Biodiversity 3 min

Horses, experts in facial recognition

PRESS RELEASE - Up until now, people believed horses were able to recognise them mainly through their odour, voice or behaviour. Researchers from Physiology of Reproduction and Behaviour unit (INRAE, IFCE, CNRS, Tours University) recently demonstrated that they are, in fact, capable of recognising people simply by looking at a picture of their face. Moreover, they can remember a person’s face months after having seen it. These results were published in Scientific Report on 14 April 2020.

Published on 14 April 2020

illustration Horses, experts in facial recognition
© Céline Parias - INRAE

Using a touchscreen, eleven horses participated in a face recognition test developed by the researchers. The horses approached the screen voluntarily and launched the test with a touch of their nose. At each trial, two images appeared simultaneously on the screen: the picture of a familiar face and that of a stranger. Whenever they touched the image of the face they knew, the animals would receive a reward.

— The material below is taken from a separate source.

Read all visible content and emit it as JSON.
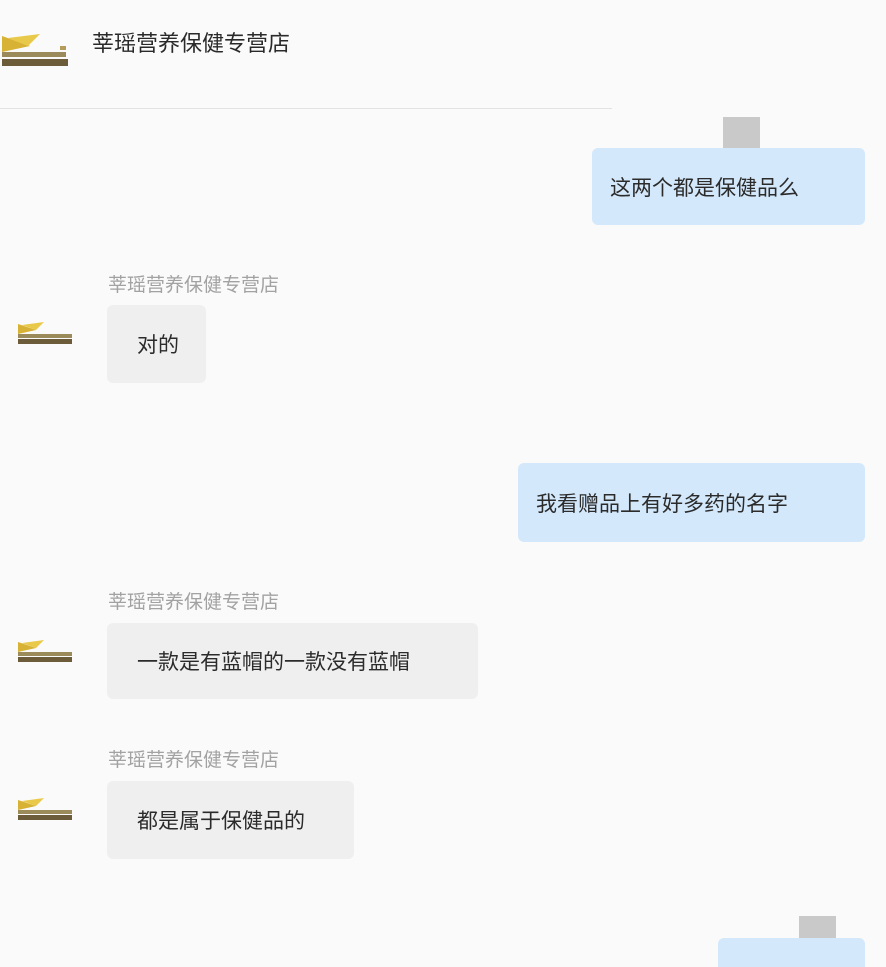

The participants rapidly understood the rules of the game. Researchers then began showing faces of people the horses had met over six months prior to the test, which the animals had no problem recognising. These results demonstrate that horses have advanced face recognition capacities. Would human beings be able to point out animals they saw months ago by simply looking at a picture?

This new knowledge on domestic ungulates indicates sophisticated socio-cognitive skills and it should be taken into account in our everyday interactions with them. Moreover, these results raise new ethical issues in regards to human behaviour towards equines, particularly in terms of breeding, and the relation between breeders and their animals.

In regards to the methodology, the study confirms that horses are capable of using computer-controlled screens and that they can understand the nature of figurative 2-dimensional images—an interesting skill on its own. Tests in which animals are placed in front of a screen and shown real life images or films are currently being carried out; these promising tools will allow researchers to assess several other cognitive skills on the same species in the near future.


Léa Lansade, Violaine Colson, Céline Parias, Milena Trösch, Fabrice Reigner, Ludovic Calandreau. Female horses spontaneously identify a photograph of their keeper, last seen six months previously. Scientific Report 10, 6302 (2020).

PR Horses facial recognition.pdfpdf - 515.22 KB

Press office INRAE

Scientific contact

Léa Lansade Reproductive Physiology and Behavior Unit (INRAE, CNRS, University of Tours and the IFCE)



Learn more


EpiCollect5, a citizen science app for the surveillance of aquatic environments

The citizen science app EpiCollect5 is a free mobile app developed as part of the WaSAf project. Initiated in February 2016, the WaSAf project on protecting surface water sources in Africa aims to set up methods to evaluate and monitor water quality in three African lakes which supply three major cities (Abidjan, Dakar and Kampala), and to prepare the initial measures required to enable the sustainable management of these ecosystems, their preservation and/or their restoration.

01 December 2019


Biodiversity of leavens for high-quality breads

The diversity of baking practices, the biodiversity associated with the bakery sector (terroir, soft wheat varieties, the micro-organisms in leavens) and impacts on the nutritional and sensory quality of bread are all aspects that were studied by the Bakery participatory research project. You can find out about it in the images shown here.

01 December 2019